Gather all lines in the records below that include the word "来自重庆".

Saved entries
_____

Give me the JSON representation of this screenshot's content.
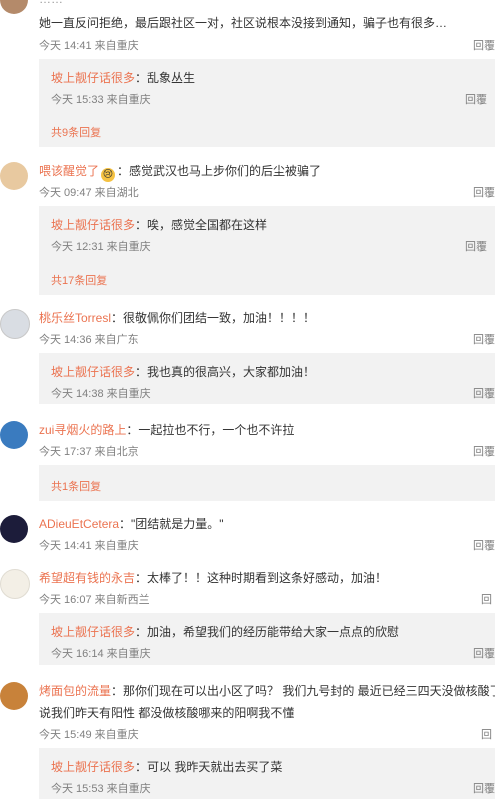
{
  "comments": [
    {
      "top_fragment": "……",
      "text": "她一直反问拒绝，最后跟社区一对，社区说根本没接到通知，骗子也有很多…",
      "time": "今天 14:41 来自重庆",
      "reply_label": "回覆",
      "sub": {
        "user": "坡上靓仔话很多",
        "text": "：乱象丛生",
        "time": "今天 15:33 来自重庆",
        "reply_label": "回覆"
      },
      "more": "共9条回复"
    },
    {
      "user": "喂该醒觉了",
      "text": "：感觉武汉也马上步你们的后尘被骗了",
      "time": "今天 09:47 来自湖北",
      "reply_label": "回覆",
      "sub": {
        "user": "坡上靓仔话很多",
        "text": "：唉，感觉全国都在这样",
        "time": "今天 12:31 来自重庆",
        "reply_label": "回覆"
      },
      "more": "共17条回复"
    },
    {
      "user": "桃乐丝Torresl",
      "text": "：很敬佩你们团结一致，加油！！！！",
      "time": "今天 14:36 来自广东",
      "reply_label": "回覆",
      "sub": {
        "user": "坡上靓仔话很多",
        "text": "：我也真的很高兴，大家都加油！",
        "time": "今天 14:38 来自重庆",
        "reply_label": "回覆"
      }
    },
    {
      "user": "zui寻烟火的路上",
      "text": "：一起拉也不行，一个也不许拉",
      "time": "今天 17:37 来自北京",
      "reply_label": "回覆",
      "more": "共1条回复"
    },
    {
      "user": "ADieuEtCetera",
      "text": "：\"团结就是力量。\"",
      "time": "今天 14:41 来自重庆",
      "reply_label": "回覆"
    },
    {
      "user": "希望超有钱的永吉",
      "text": "：太棒了！！这种时期看到这条好感动，加油！",
      "time": "今天 16:07 来自新西兰",
      "reply_label": "回",
      "sub": {
        "user": "坡上靓仔话很多",
        "text": "：加油，希望我们的经历能带给大家一点点的欣慰",
        "time": "今天 16:14 来自重庆",
        "reply_label": "回覆"
      }
    },
    {
      "user": "烤面包的流量",
      "text": "：那你们现在可以出小区了吗？ 我们九号封的 最近已经三四天没做核酸了",
      "text2": "说我们昨天有阳性 都没做核酸哪来的阳啊我不懂",
      "time": "今天 15:49 来自重庆",
      "reply_label": "回",
      "sub": {
        "user": "坡上靓仔话很多",
        "text": "：可以 我昨天就出去买了菜",
        "time": "今天 15:53 来自重庆",
        "reply_label": "回覆"
      }
    }
  ]
}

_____

(EXERCISE ANSWER):
      "time": "今天 14:41 来自重庆",
        "time": "今天 15:33 来自重庆",
        "time": "今天 12:31 来自重庆",
        "time": "今天 14:38 来自重庆",
      "time": "今天 14:41 来自重庆",
        "time": "今天 16:14 来自重庆",
      "time": "今天 15:49 来自重庆",
        "time": "今天 15:53 来自重庆",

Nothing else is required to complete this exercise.